to point along the director leads to a condition known as anisotropy. This
term means that the properties of a material depend on the direction in
which they are measured. For example, it is easier to cut a piece of wood
along the grain than against it. The anisotropic nature of liquid crystals
is responsible for the unique optical properties exploited by scientists
and engineers in a variety of applications.
Characterizing Liquid Crystals
The following parameters describe the liquid
- Positional Order
- Orientational Order
- Bond Orientational Order
Each of these parameters describes the extent to which the liquid crystal sample is ordered. Positional order refers to the extent to which an average molecule or group of molecules shows translational symmetry (as crystalline material shows). Orientational order, as discussed above, represents a measure of the tendency of the molecules to align along the director on a long-range basis. Bond Orientational Order describes a line joining the centers of nearest-neighbor molecules without requiring a regular spacing along that line. Thus, a relatively long-range order with respect to the line of centers but only short range positional order along that line. (See discussion of hexatic phases in a text such as Chandrasekhar, Liquid Crystals)
Most liquid crystal compounds exhibit polymorphism,
or a condition where more than one phase is observed in the liquid crystalline

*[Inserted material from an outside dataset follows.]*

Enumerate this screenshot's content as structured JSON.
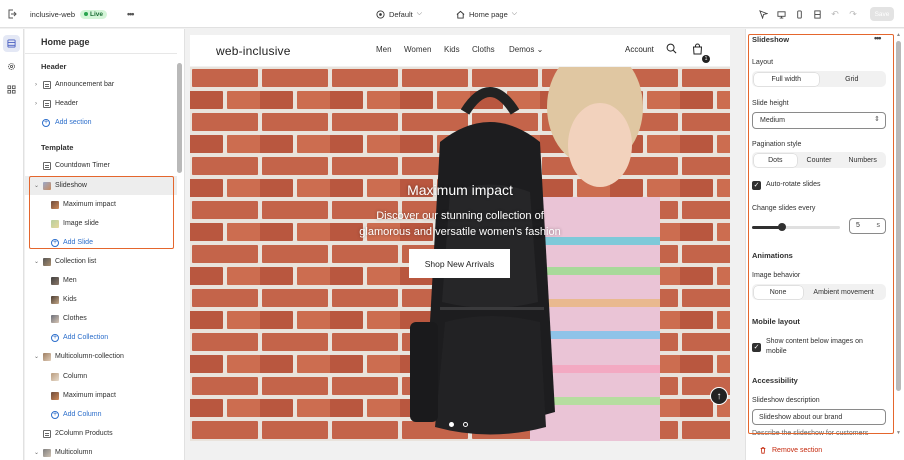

state. The term mesophase is used to describe the "subphases" of liquid
crystal materials. Mesophases are formed by changing the amount of order
in the sample, either by imposing order in only one or two dimensions,
or by allowing the molecules to have a degree of translational motion.
The following section describes the mesophases of liquid crystals in greater
Liquid Crystal Phases
The liquid crystal state is a distinct phase of matter observed between the crystalline (solid) and isotropic (liquid) states. There are many types of liquid crystal states, depending upon the amount of order in the material. This section will explain the phase behavior of liquid crystal materials.
The nematic liquid crystal phase is characterized by molecules that have no positional order but tend to point in the same direction (along the director). In the following diagram, notice that the molecules point vertically but are arranged with no particular order.
A special class of nematic liquid crystals is called chiral nematic. Chiral refers to the unique ability to selectively reflect one component of circularly polarized light. The term chiral nematic is used interchangeably with cholesteric. Refer to the section on cholesteric liquid crystals for more information about this mesophase.
The word "smectic" is derived from the Greek word for soap. This seemingly ambiguous origin is explained by the fact that the thick, slippery substance often found at the bottom of a soap dish is actually a type of smectic liquid crystal.
The smectic state is another distinct mesophase of liquid crystal substances. Molecules in this phase show a degree of translational order not present in the nematic. In the smectic state, the molecules maintain the general orientational order of nematics, but also tend to align themselves in layers or planes. Motion is restricted to within these planes, and separate planes are observed to flow past each other. The increased order means that the smectic state is more "solid-like" than the nematic.
The cholesteric (or chiral nematic) liquid crystal phase is typically composed of nematic mesogenic molecules containing a chiral center which produces intermolecular forces that favor alignment between molecules at a slight angle to one another. This leads to the formation of a structure which can be visualized as a stack of very thin 2-D nematic-like layers with the director in each layer twisted with respect to those above and below. In this structure, the directors actually form in a continuous helical pattern about the layer normal as illustrated by the black arrow in the following figure and animation. The black arrow in the animation represents director orientation in the succession of layers along the stack.